Memories of a long brotherhood tempered in common struggle
Independent voices from the The Washington Times Communities
Topic - Vatican
Weeks after al-Qaeda-linked rebels seized the Christian town of Maaloula in northwest Syria, they now have captured Sednaya, an Aramaic-speaking village to the north of Damascus.
Pope Emeritus Benedict XVI has emerged from his self-imposed silence inside the Vatican walls to publish a lengthy letter to one of Italy's most well-known atheists. In it, he denies having covered up for sexually abusive priests and discusses everything from evolution to the figure of Jesus Christ.
Pope Francis told prelates Saturday to shun the "logic of human power," pressing his campaign to root out corruption and other wrongdoing from the Vatican's scandal-tainted power structures.
The Vatican on Tuesday rushed to deny the contents of a television broadcast that appeared to show Pope Francis performing an exorcism on a wheelchair-bound boy.
One of the Vatican's main Twitter accounts and the website of its communications office were running stories about Batman on Thursday with the headline "Holy Switcheroo!" _ raising concerns they might have been hacked.
Argentine Cardinal Jorge Mario Bergoglio was elected by the Vatican's papal conclave last week after five rounds of voting. He took the name Pope Francis -- after St. Francis of Assisi, the revered Italian friar who founded the Franciscan Order -- and became the first Jesuit and first leader from the Americas of the world's 1.2 billion Catholics.
On the eve of their conclave to select a new pope, cardinals held their final debate Monday over whether the Catholic Church needs a manager to clean up the Vatican or a pastor to inspire the faithful at a time of crisis.
Cardinals in Rome for the conclave to elect the next pope received a briefing on the Holy See's finances Thursday amid questions about the Vatican bureaucracy and continued suspicions about its bank.
While papal resignations are extremely rare, there are precedents in the two-millennia history of the Roman Catholic Church.
Pope Benedict XVI broke centuries of precedent Monday by resigning the papacy because of issues of old age, surprising the globe's 1.1 billion Roman Catholics and prompting speculation that the next pope will be the first non-European to lead the church in modern times.
When Pope Benedict XVI announced last month he was transferring his respected sex crimes prosecutor to Malta to become a bishop, Vatican watchers immediately questioned whether the Holy See's tough line on clerical abuse was going soft — and if another outspoken cleric was being punished for doing his job too well.
The pope's butler was convicted Saturday of stealing the pontiff's private documents and leaking them to a journalist in the gravest Vatican security breach in recent memory.

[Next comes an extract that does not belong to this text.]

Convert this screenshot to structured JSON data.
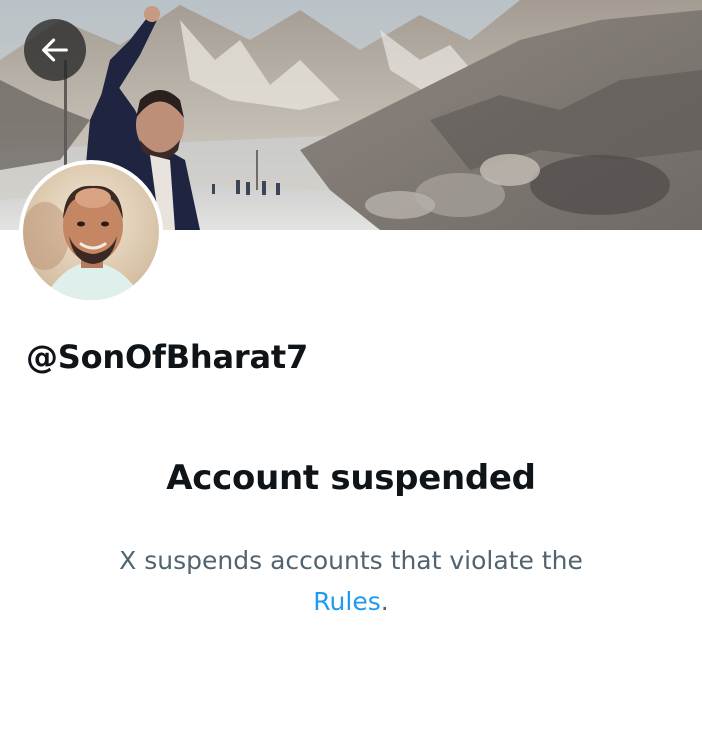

He was sentenced to 18 months in prison, but the Vatican said a papal pardon was likely.
Members of the Vatican police force have said they found thousands of documents hidden inside the home of Pope Benedict XVI's former butler, including original documents signed by the pope with indications they should be destroyed.
There was a time when a Vatican trial could end with a heretic being burned at the stake. Paolo Gabriele doesn't risk nearly as dire a fate, but he and the Holy See face a very public airing over the gravest security breach in the Vatican's recent history following the theft and leaking of the pope's personal papers.
There was a time when a Vatican trial could end with a heretic being burned at the stake.
"Scicluna embodied the zero-tolerance line on sex abuse," veteran Vatican reporter Andrea Tornielli wrote recently.
"The judges have never received pressure to decide in one direction or another," he told reporters at a Vatican briefing Thursday. "The pope can't tell the tribunal what to do."